DATA TO PROCESS>
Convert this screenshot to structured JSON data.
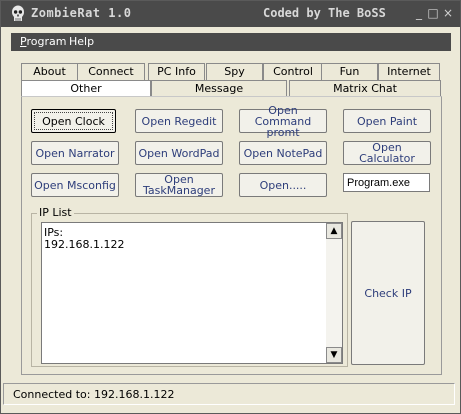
{
  "window": {
    "title": "ZombieRat 1.0",
    "subtitle": "Coded by The BoSS",
    "controls": [
      "_",
      "□",
      "×"
    ]
  },
  "menu": {
    "program": "Program",
    "help": "Help"
  },
  "tabs_top": [
    "About",
    "Connect",
    "PC Info",
    "Spy",
    "Control",
    "Fun",
    "Internet"
  ],
  "tabs_bottom": [
    "Other",
    "Message",
    "Matrix Chat"
  ],
  "selected_tab": "Other",
  "buttons": {
    "open_clock": "Open Clock",
    "open_regedit": "Open Regedit",
    "open_command_l1": "Open Command",
    "open_command_l2": "promt",
    "open_paint": "Open Paint",
    "open_narrator": "Open Narrator",
    "open_wordpad": "Open WordPad",
    "open_notepad": "Open NotePad",
    "open_calculator": "Open Calculator",
    "open_msconfig": "Open Msconfig",
    "open_taskmanager_l1": "Open",
    "open_taskmanager_l2": "TaskManager",
    "open_dots": "Open.....",
    "check_ip": "Check IP"
  },
  "program_input": {
    "value": "Program.exe"
  },
  "ip_list": {
    "label": "IP List",
    "lines": [
      "IPs:",
      "192.168.1.122"
    ]
  },
  "status": {
    "text": "Connected to: 192.168.1.122"
  },
  "icons": {
    "app": "skull-icon",
    "scroll_up": "▲",
    "scroll_down": "▼"
  }
}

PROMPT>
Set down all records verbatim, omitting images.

TASK RESPONSE>
Convert this screenshot to structured JSON data.
{
  "window": {
    "title": "ZombieRat 1.0",
    "subtitle": "Coded by The BoSS",
    "controls": [
      "_",
      "□",
      "×"
    ]
  },
  "menu": {
    "program": "Program",
    "help": "Help"
  },
  "tabs_top": [
    "About",
    "Connect",
    "PC Info",
    "Spy",
    "Control",
    "Fun",
    "Internet"
  ],
  "tabs_bottom": [
    "Other",
    "Message",
    "Matrix Chat"
  ],
  "selected_tab": "Other",
  "buttons": {
    "open_clock": "Open Clock",
    "open_regedit": "Open Regedit",
    "open_command_l1": "Open Command",
    "open_command_l2": "promt",
    "open_paint": "Open Paint",
    "open_narrator": "Open Narrator",
    "open_wordpad": "Open WordPad",
    "open_notepad": "Open NotePad",
    "open_calculator": "Open Calculator",
    "open_msconfig": "Open Msconfig",
    "open_taskmanager_l1": "Open",
    "open_taskmanager_l2": "TaskManager",
    "open_dots": "Open.....",
    "check_ip": "Check IP"
  },
  "program_input": {
    "value": "Program.exe"
  },
  "ip_list": {
    "label": "IP List",
    "lines": [
      "IPs:",
      "192.168.1.122"
    ]
  },
  "status": {
    "text": "Connected to: 192.168.1.122"
  },
  "icons": {
    "app": "skull-icon",
    "scroll_up": "▲",
    "scroll_down": "▼"
  }
}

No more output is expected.